Alberta’s caribou recovery plan draws criticism from environmentalists
By Staff The Canadian Press | 19 juillet, 2016
About a dozen environmental groups from across the country are urging the Alberta government to abandon a draft plan for the recovery of woodland caribou.
The groups say a proposal to fence in 100 square kilometres of forest for pregnant females would lead to predators and other animals such as deer, elk and moose being destroyed.
The public is being asked to voice opinions on the draft before the Aug. 5 deadline.
Environmentalists say the major issue that needs to be addressed is the loss of natural habitat to industrial expansion.
READ MORE: $32M Cenovus project aims to help threatened caribou near Alberta oilsands
Some of the organizations criticizing the caribou plan include the Animal Alliance of Canada, the Raincoast Conservation Foundation and Wolf Awareness.

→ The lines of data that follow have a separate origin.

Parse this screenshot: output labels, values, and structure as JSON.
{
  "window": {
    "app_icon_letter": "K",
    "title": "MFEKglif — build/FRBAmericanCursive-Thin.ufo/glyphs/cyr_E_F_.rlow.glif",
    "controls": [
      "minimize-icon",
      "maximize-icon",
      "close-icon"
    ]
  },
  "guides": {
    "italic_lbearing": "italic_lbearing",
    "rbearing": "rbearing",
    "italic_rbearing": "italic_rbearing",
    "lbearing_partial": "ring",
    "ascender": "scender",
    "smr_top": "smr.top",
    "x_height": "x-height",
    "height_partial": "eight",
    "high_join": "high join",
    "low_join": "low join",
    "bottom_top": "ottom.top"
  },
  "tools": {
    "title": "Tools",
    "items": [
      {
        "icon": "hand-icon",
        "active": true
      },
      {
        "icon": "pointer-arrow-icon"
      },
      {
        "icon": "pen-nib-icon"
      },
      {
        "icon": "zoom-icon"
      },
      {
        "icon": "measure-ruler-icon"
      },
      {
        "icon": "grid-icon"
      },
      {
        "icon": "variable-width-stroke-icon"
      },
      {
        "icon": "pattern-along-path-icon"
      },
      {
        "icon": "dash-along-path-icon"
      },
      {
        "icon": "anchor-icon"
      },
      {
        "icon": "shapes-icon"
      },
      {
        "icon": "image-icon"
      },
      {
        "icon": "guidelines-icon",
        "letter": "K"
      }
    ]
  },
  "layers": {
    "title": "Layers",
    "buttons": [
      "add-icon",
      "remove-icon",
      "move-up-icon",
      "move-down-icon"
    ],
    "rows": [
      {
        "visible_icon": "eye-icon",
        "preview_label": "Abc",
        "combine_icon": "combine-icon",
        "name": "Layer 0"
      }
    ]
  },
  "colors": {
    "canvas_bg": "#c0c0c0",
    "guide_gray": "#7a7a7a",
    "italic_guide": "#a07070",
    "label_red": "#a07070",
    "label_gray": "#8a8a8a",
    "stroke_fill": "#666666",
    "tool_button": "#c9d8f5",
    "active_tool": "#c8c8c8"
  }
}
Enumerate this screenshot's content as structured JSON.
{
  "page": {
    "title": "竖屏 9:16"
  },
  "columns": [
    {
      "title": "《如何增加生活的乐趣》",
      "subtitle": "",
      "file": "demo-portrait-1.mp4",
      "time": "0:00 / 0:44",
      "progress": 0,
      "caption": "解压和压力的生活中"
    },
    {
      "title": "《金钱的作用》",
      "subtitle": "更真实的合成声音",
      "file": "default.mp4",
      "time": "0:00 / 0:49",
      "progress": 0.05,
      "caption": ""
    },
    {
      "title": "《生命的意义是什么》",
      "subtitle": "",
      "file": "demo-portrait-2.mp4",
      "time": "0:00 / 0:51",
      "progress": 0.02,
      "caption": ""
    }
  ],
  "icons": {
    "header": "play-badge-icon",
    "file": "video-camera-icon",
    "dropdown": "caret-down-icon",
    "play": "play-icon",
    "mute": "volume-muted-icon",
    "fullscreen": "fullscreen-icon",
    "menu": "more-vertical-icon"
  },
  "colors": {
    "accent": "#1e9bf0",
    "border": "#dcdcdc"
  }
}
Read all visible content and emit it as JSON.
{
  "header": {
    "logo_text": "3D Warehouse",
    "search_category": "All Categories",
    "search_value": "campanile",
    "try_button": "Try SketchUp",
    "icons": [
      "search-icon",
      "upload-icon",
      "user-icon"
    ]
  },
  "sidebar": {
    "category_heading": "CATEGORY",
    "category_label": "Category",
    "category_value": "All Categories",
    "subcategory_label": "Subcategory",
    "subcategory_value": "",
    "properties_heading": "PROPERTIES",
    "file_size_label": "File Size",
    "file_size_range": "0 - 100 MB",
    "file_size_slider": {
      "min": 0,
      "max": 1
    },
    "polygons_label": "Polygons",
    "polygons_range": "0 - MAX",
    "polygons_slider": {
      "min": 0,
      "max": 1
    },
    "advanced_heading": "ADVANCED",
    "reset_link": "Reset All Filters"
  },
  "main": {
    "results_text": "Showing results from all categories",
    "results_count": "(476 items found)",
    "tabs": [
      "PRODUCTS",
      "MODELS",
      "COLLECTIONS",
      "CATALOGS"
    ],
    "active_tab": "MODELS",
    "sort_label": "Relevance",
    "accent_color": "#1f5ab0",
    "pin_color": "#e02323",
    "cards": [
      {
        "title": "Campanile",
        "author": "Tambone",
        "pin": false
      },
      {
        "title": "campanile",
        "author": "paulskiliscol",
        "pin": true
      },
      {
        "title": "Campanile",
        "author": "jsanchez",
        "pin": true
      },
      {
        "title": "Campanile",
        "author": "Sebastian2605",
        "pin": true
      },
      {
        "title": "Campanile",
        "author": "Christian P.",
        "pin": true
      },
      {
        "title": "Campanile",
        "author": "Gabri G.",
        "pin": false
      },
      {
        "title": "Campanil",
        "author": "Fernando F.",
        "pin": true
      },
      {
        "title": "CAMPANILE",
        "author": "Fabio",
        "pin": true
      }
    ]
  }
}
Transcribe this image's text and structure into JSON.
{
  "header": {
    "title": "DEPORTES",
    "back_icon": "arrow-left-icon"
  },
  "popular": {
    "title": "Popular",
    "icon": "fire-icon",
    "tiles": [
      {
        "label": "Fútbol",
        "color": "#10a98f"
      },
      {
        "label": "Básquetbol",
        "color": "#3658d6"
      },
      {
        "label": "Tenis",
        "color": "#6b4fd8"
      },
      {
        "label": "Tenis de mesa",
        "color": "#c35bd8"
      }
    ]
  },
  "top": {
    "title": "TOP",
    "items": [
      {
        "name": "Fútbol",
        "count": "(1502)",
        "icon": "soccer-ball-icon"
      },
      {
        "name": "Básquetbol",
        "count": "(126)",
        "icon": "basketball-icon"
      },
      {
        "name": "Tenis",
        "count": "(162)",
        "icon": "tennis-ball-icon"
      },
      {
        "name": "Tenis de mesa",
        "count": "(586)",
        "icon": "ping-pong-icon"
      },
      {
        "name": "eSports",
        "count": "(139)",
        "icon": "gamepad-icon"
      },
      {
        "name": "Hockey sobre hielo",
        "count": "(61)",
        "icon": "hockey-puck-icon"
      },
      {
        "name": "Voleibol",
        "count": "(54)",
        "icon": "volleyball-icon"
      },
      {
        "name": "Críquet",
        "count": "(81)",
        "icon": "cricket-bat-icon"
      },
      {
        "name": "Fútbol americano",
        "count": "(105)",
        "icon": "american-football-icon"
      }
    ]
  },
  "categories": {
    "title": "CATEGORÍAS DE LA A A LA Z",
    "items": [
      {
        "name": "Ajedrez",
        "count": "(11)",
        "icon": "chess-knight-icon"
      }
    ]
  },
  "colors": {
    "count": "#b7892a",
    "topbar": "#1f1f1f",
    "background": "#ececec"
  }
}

The $40-million plan to restore industry-damaged habitat and section off forest to protect calving cows has drawn applause from scientists.
But some researchers have questioned the feasibility of the birthing pens. It’s been noted that they would only be needed for a few weeks each year. It’s also been suggested that caribou coming out of a predator-free enclosure would not know how to handle themselves in the wild.
READ MORE: Alberta considers fencing off calving pens for caribou in impacted forests
“These management experiments will destroy entire ecosystems, and many of the animals within, in an attempt to recover several threatened subpopulations of a woodland caribou,” Paul Paquet, a senior scientist with Raincoast Conservation, said Tuesday in a release.
“If caribou are indeed the priority, why is industrial activity planned to continue within essential caribou habitat?” added Sadie Parr, executive director of Wolf Awareness.
The federal government has given provinces until 2017 to come up with range plans and recovery strategies for caribou herds, which are in danger across the country.
In Alberta, decades of development have left herds clinging to a few scraps of old-growth forest. Numbers have declined by about 60 per cent and some ranges are more than 80 per cent disturbed.
The provincial government in June released the draft that includes a recovery strategy and a range plan for one particularly threatened herd, which has declined to a few dozen.